1
$\begingroup$

I am new to the ADF test in statistics. I need to verify if ARIMA forecasting is suitable for this time series data. I have demand data in weeks that runs from 2012 to 2015. I need to find out if it is appropriate to use ARIMA to forecast. I have run the ACF and PACF but the problem is interpretation of the two graphs. enter image description here

$\endgroup$
  • 2
    $\begingroup$ Those graphs suggest your process $y_t$ is autocorrelated, but it's mostly 1 lag. Try fitting an AR(1) by running the regression $y_t = a + b y_{t-1} + \epsilon_t$. Check the estimated residuals $\{e_t\}$ for autocorrelation and if it's low, you're in business. $\endgroup$ – Matthew Gunn Jan 25 '17 at 7:58
  • $\begingroup$ did you look for outliers? they can distort the ACF/PACF $\endgroup$ – Tom Reilly Jan 25 '17 at 16:18
  • $\begingroup$ Please use capital letters where appropriate. (If you are asking for help, the least you can do is make your request look professional.) $\endgroup$ – Richard Hardy Jan 25 '17 at 17:42
  • $\begingroup$ The ACF and PACF are simply statistics that are a symptom of the underlying useful model. Their interpretation is often effected by unspecified deterministic structure or appropiate transformations . They often are insufficient to suggest the underlying model as anomalies, parameter changes, variance changes, level shifts, time trends etc. need to be accounted for. The data is much more informative in the hands of good software and/or good people and it should be listened to. Please provide the data and I will try and suggest an appropriate useful model.. $\endgroup$ – IrishStat Jan 25 '17 at 20:20
  • $\begingroup$ @RichardHardy, noted $\endgroup$ – Paul Kumpukwe Jan 26 '17 at 9:42
0
$\begingroup$

The answer to your question is "YES" if you also include week-of-the-year dummy indicators, a few indicators for some anomalies (pulses) and a variable to reflect a change in one of the week-of-the-year variables.
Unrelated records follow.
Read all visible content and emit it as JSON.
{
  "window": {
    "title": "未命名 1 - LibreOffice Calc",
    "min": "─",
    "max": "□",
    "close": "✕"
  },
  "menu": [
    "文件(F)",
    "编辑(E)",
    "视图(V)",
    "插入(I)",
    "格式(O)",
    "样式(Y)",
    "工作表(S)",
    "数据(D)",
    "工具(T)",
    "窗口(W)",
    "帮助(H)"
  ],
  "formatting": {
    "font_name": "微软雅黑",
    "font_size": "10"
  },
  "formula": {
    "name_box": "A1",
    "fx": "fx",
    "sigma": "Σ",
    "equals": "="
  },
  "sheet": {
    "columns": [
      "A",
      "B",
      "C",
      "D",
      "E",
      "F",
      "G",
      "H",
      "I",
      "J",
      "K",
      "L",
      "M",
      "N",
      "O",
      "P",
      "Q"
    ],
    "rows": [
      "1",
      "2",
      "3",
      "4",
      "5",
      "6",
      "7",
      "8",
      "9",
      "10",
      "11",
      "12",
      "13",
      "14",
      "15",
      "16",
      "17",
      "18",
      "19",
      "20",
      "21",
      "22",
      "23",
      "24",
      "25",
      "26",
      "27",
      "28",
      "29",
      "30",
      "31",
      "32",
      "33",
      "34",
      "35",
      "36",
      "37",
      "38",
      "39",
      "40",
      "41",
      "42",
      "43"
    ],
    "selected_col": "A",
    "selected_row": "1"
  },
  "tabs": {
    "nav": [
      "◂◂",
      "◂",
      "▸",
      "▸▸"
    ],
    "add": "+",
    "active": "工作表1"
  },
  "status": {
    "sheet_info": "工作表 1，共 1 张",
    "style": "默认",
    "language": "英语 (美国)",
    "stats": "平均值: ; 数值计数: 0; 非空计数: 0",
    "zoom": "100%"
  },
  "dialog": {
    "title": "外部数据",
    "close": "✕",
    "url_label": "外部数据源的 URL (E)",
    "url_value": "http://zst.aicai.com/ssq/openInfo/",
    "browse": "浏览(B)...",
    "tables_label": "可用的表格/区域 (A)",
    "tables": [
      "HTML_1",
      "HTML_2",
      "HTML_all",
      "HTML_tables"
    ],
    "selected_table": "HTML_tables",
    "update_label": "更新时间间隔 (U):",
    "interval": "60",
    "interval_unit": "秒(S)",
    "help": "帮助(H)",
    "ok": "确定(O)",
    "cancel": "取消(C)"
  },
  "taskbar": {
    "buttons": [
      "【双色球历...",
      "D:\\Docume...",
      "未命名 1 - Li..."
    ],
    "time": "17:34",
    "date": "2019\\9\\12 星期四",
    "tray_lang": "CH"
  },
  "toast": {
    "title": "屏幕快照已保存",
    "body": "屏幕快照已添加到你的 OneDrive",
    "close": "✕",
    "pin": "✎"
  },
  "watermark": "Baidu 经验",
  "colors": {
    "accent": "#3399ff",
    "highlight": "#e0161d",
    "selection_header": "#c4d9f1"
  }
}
Before the dawn of time analysts would take weekly data and analyze it with 51 weekly dummies (deterministic structure) and a possible time trend and call it quits. Your data is best modelled with this general approach while also incorporating a useful ARIMA component. Box and Jenkins introduced/popularized the concept of using memory i.e. previous values and construct a possible SARIMA model. Being careful they premised/stated that efficient SARIMA model identification/application required data that was free of deterministic structure i.e trends using the counting numbers , level shifts and seasonal dummies otherwise standard ACF/PACF identification would be flawed/difficult/incorrect/useless. It appears that this caveat has been widely ignored in the rush to construct SARIMA models. But not everywhere !

AUTOBOX a piece of software that I have helped to develop actually approaches the problem using both approaches and then merges statistically significant structure. I ran the software in a totally automatic mode and obtained what I think is "useful model" .

Your model is a hybrid of 51 dummies , a few pulses reflecting anomalies and an ARIMA model of the form (1,0,0)(1,0,0)52. The problem is that the untreated deterministic structure of 51 dummies obfuscated/blocked the identification of the ARIMA structure.

Here is the plot of the original data enter image description here and the final model's Actual/Fit and Forecast . enter image description here . The residuals from this model are presented here enter image description here . The ACF of the residuals is presented here enter image description here suggesting model sufficiency. The plot of the forecasts is here enter image description here . The Actual and Cleansed plot is here enter image description here

The model statistics are summarized here enter image description here

and the model is presented here in two images ..

enter image description here and enter image description here .

Hope this helps ... Note that the AR(1) coefficient is nearly 1.0 which suggest that an equivalent ARIMA model could easily be (0,1,0)(1,0,0)52 .

$\endgroup$
  • $\begingroup$ Your answer has helped me a lot, thanks very much. $\endgroup$ – Paul Kumpukwe Jan 27 '17 at 12:16

Your Answer

By clicking “Post Your Answer”, you agree to our terms of service, privacy policy and cookie policy

Not the answer you're looking for? Browse other questions tagged or ask your own question.